Count the lines in the listing below that contain the word "pill" and report that number alone.

--- RECORDS Enclosed Below ---

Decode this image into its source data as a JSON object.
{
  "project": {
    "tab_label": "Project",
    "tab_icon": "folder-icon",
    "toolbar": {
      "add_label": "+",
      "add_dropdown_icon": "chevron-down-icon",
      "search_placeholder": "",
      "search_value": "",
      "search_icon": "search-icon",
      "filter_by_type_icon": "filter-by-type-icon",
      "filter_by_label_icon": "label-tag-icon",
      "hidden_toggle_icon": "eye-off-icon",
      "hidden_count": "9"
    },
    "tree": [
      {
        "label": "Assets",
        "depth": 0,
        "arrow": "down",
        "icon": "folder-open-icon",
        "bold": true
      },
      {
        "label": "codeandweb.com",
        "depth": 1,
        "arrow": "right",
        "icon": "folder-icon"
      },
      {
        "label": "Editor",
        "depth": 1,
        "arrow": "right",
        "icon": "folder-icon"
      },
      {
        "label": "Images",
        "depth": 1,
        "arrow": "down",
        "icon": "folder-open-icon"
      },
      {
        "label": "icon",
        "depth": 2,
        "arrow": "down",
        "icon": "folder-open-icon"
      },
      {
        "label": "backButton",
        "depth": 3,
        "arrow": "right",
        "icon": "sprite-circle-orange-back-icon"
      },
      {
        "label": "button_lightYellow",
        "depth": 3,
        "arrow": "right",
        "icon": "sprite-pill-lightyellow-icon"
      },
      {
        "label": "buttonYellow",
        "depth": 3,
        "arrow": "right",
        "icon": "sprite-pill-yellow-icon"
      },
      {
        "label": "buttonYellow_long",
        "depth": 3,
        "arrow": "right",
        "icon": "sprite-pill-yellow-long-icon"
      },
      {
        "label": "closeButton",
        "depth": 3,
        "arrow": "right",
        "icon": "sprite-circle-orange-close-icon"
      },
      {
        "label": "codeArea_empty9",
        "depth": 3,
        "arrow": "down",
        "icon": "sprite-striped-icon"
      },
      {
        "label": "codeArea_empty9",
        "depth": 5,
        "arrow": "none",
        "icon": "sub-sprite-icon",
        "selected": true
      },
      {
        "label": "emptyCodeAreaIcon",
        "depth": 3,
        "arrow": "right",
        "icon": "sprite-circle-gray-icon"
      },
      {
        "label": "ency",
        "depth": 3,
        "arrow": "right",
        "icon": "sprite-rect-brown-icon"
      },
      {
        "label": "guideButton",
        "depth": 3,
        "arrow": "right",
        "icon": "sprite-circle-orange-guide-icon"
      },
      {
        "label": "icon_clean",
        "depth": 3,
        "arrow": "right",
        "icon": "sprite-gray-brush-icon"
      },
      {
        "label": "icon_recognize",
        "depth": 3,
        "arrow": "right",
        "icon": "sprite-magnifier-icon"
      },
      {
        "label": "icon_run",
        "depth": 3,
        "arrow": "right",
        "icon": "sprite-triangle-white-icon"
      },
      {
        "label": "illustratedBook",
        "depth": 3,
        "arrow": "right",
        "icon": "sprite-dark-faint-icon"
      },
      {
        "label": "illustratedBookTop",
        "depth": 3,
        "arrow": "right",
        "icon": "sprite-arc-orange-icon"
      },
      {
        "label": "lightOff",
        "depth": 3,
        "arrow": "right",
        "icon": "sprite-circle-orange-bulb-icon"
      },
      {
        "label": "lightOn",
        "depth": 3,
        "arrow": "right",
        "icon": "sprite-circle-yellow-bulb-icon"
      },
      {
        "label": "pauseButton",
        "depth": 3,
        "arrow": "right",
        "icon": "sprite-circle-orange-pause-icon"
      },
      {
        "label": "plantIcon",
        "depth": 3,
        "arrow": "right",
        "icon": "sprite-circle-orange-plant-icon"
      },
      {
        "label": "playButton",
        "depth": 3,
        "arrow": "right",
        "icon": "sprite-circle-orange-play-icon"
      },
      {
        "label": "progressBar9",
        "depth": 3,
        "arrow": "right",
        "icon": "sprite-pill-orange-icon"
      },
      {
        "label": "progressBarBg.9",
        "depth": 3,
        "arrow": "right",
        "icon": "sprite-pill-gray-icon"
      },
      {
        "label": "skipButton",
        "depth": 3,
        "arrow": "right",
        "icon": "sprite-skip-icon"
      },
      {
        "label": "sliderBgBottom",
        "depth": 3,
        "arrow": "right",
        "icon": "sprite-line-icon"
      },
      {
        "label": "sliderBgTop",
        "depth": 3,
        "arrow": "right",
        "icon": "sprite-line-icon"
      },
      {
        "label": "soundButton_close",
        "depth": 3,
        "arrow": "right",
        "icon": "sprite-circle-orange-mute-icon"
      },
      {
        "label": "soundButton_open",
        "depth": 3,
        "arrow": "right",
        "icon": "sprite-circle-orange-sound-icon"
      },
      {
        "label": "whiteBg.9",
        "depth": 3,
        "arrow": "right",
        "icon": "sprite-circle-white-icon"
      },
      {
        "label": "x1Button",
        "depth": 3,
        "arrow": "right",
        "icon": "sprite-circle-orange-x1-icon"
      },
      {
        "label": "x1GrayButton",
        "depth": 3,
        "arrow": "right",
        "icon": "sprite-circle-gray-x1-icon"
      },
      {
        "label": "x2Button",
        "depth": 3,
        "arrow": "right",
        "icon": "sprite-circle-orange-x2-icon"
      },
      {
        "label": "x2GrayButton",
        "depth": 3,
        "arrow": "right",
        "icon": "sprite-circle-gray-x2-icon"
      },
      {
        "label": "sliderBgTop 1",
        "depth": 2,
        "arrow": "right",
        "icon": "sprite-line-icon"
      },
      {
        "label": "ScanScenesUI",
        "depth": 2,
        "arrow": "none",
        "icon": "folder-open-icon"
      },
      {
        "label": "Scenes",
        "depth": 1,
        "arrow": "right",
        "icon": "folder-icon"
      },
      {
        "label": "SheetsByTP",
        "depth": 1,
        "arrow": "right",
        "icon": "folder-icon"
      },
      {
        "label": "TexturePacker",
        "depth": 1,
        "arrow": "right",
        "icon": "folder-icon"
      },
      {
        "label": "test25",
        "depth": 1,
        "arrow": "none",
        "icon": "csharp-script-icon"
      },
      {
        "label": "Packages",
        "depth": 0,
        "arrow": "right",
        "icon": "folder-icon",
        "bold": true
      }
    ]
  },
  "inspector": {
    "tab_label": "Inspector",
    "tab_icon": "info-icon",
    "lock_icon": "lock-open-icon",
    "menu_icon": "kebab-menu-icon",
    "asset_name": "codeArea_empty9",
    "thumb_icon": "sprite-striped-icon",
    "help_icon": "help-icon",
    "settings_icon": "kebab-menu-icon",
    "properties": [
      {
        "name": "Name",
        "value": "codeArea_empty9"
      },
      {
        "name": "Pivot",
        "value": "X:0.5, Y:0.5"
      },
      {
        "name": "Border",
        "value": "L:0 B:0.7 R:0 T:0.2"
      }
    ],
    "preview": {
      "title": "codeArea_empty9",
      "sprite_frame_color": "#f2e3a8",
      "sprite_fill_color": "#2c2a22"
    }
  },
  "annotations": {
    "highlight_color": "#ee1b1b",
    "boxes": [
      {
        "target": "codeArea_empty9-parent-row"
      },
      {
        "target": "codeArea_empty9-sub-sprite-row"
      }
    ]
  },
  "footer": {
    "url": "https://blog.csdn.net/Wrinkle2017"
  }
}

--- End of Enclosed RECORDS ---
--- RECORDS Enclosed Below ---

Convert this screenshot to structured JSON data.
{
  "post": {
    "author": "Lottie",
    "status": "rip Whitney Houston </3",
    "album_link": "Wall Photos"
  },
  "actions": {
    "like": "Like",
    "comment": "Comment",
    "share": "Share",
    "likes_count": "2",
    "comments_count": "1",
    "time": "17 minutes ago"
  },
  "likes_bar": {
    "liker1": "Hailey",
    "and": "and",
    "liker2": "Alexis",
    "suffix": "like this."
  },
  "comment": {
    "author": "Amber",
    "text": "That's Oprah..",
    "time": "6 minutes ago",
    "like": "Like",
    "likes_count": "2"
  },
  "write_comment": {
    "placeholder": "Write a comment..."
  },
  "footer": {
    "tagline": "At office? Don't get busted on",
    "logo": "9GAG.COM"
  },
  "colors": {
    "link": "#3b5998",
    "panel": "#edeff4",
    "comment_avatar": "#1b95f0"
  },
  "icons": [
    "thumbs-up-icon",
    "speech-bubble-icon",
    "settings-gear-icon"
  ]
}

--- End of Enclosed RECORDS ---

SOLUTION FOR THIS TASK
5